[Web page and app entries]
########################################

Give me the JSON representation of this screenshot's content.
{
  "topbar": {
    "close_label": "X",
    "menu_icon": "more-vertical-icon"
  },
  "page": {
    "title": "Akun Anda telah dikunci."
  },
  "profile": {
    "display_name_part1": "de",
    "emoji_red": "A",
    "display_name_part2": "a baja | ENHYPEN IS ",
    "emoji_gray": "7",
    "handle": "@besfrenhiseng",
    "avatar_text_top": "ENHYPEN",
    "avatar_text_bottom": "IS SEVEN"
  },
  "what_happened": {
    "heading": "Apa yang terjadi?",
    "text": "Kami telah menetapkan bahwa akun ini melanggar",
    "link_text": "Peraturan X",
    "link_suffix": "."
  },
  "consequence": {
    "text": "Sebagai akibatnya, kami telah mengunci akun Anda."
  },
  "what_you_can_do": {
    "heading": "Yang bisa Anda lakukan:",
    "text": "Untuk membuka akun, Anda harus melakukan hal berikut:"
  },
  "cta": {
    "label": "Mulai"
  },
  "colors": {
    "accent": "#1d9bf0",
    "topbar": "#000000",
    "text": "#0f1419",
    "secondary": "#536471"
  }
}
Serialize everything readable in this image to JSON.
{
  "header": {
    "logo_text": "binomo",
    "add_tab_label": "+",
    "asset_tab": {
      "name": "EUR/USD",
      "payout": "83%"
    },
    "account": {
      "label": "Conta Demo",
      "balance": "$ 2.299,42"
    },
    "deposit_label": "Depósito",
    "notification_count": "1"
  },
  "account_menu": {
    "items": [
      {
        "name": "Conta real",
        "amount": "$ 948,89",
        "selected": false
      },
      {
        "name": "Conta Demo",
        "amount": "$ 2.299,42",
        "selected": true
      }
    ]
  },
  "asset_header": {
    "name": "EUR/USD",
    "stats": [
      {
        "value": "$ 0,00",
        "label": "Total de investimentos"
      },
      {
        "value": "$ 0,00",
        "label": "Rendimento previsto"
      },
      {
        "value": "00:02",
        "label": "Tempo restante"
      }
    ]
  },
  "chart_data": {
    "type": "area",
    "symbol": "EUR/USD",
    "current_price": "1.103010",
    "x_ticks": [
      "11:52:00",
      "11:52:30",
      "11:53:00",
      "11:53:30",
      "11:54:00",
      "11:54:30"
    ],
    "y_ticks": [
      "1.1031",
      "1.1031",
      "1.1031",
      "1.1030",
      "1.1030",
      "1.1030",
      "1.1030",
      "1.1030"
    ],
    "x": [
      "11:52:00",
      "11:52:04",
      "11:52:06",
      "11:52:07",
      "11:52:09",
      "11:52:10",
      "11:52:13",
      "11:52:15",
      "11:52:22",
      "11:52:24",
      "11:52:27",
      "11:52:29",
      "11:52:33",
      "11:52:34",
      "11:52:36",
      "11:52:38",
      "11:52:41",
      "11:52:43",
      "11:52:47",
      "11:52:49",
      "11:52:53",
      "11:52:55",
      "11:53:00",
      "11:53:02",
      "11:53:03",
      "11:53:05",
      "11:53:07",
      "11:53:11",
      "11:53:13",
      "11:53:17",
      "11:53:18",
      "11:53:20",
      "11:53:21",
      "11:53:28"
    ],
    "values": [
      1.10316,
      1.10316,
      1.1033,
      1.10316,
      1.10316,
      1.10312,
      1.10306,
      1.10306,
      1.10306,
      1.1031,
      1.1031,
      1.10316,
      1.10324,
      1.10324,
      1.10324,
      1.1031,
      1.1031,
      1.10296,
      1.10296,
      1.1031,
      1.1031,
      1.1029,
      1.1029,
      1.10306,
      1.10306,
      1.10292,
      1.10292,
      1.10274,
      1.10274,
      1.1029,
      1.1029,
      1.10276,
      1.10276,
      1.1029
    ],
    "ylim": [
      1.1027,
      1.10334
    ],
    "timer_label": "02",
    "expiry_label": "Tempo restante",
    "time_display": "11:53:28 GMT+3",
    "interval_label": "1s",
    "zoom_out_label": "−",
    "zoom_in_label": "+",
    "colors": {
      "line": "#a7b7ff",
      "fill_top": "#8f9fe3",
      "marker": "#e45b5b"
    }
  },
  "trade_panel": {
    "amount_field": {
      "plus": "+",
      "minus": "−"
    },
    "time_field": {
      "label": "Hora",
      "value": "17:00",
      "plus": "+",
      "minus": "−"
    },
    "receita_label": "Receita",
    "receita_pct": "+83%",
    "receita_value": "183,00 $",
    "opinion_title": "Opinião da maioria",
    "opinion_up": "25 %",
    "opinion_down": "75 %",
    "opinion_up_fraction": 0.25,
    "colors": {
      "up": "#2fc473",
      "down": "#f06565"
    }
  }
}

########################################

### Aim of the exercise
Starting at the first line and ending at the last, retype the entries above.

### Answer
Give me the JSON representation of this screenshot's content.
{
  "topbar": {
    "close_label": "X",
    "menu_icon": "more-vertical-icon"
  },
  "page": {
    "title": "Akun Anda telah dikunci."
  },
  "profile": {
    "display_name_part1": "de",
    "emoji_red": "A",
    "display_name_part2": "a baja | ENHYPEN IS ",
    "emoji_gray": "7",
    "handle": "@besfrenhiseng",
    "avatar_text_top": "ENHYPEN",
    "avatar_text_bottom": "IS SEVEN"
  },
  "what_happened": {
    "heading": "Apa yang terjadi?",
    "text": "Kami telah menetapkan bahwa akun ini melanggar",
    "link_text": "Peraturan X",
    "link_suffix": "."
  },
  "consequence": {
    "text": "Sebagai akibatnya, kami telah mengunci akun Anda."
  },
  "what_you_can_do": {
    "heading": "Yang bisa Anda lakukan:",
    "text": "Untuk membuka akun, Anda harus melakukan hal berikut:"
  },
  "cta": {
    "label": "Mulai"
  },
  "colors": {
    "accent": "#1d9bf0",
    "topbar": "#000000",
    "text": "#0f1419",
    "secondary": "#536471"
  }
}
Serialize everything readable in this image to JSON.
{
  "header": {
    "logo_text": "binomo",
    "add_tab_label": "+",
    "asset_tab": {
      "name": "EUR/USD",
      "payout": "83%"
    },
    "account": {
      "label": "Conta Demo",
      "balance": "$ 2.299,42"
    },
    "deposit_label": "Depósito",
    "notification_count": "1"
  },
  "account_menu": {
    "items": [
      {
        "name": "Conta real",
        "amount": "$ 948,89",
        "selected": false
      },
      {
        "name": "Conta Demo",
        "amount": "$ 2.299,42",
        "selected": true
      }
    ]
  },
  "asset_header": {
    "name": "EUR/USD",
    "stats": [
      {
        "value": "$ 0,00",
        "label": "Total de investimentos"
      },
      {
        "value": "$ 0,00",
        "label": "Rendimento previsto"
      },
      {
        "value": "00:02",
        "label": "Tempo restante"
      }
    ]
  },
  "chart_data": {
    "type": "area",
    "symbol": "EUR/USD",
    "current_price": "1.103010",
    "x_ticks": [
      "11:52:00",
      "11:52:30",
      "11:53:00",
      "11:53:30",
      "11:54:00",
      "11:54:30"
    ],
    "y_ticks": [
      "1.1031",
      "1.1031",
      "1.1031",
      "1.1030",
      "1.1030",
      "1.1030",
      "1.1030",
      "1.1030"
    ],
    "x": [
      "11:52:00",
      "11:52:04",
      "11:52:06",
      "11:52:07",
      "11:52:09",
      "11:52:10",
      "11:52:13",
      "11:52:15",
      "11:52:22",
      "11:52:24",
      "11:52:27",
      "11:52:29",
      "11:52:33",
      "11:52:34",
      "11:52:36",
      "11:52:38",
      "11:52:41",
      "11:52:43",
      "11:52:47",
      "11:52:49",
      "11:52:53",
      "11:52:55",
      "11:53:00",
      "11:53:02",
      "11:53:03",
      "11:53:05",
      "11:53:07",
      "11:53:11",
      "11:53:13",
      "11:53:17",
      "11:53:18",
      "11:53:20",
      "11:53:21",
      "11:53:28"
    ],
    "values": [
      1.10316,
      1.10316,
      1.1033,
      1.10316,
      1.10316,
      1.10312,
      1.10306,
      1.10306,
      1.10306,
      1.1031,
      1.1031,
      1.10316,
      1.10324,
      1.10324,
      1.10324,
      1.1031,
      1.1031,
      1.10296,
      1.10296,
      1.1031,
      1.1031,
      1.1029,
      1.1029,
      1.10306,
      1.10306,
      1.10292,
      1.10292,
      1.10274,
      1.10274,
      1.1029,
      1.1029,
      1.10276,
      1.10276,
      1.1029
    ],
    "ylim": [
      1.1027,
      1.10334
    ],
    "timer_label": "02",
    "expiry_label": "Tempo restante",
    "time_display": "11:53:28 GMT+3",
    "interval_label": "1s",
    "zoom_out_label": "−",
    "zoom_in_label": "+",
    "colors": {
      "line": "#a7b7ff",
      "fill_top": "#8f9fe3",
      "marker": "#e45b5b"
    }
  },
  "trade_panel": {
    "amount_field": {
      "plus": "+",
      "minus": "−"
    },
    "time_field": {
      "label": "Hora",
      "value": "17:00",
      "plus": "+",
      "minus": "−"
    },
    "receita_label": "Receita",
    "receita_pct": "+83%",
    "receita_value": "183,00 $",
    "opinion_title": "Opinião da maioria",
    "opinion_up": "25 %",
    "opinion_down": "75 %",
    "opinion_up_fraction": 0.25,
    "colors": {
      "up": "#2fc473",
      "down": "#f06565"
    }
  }
}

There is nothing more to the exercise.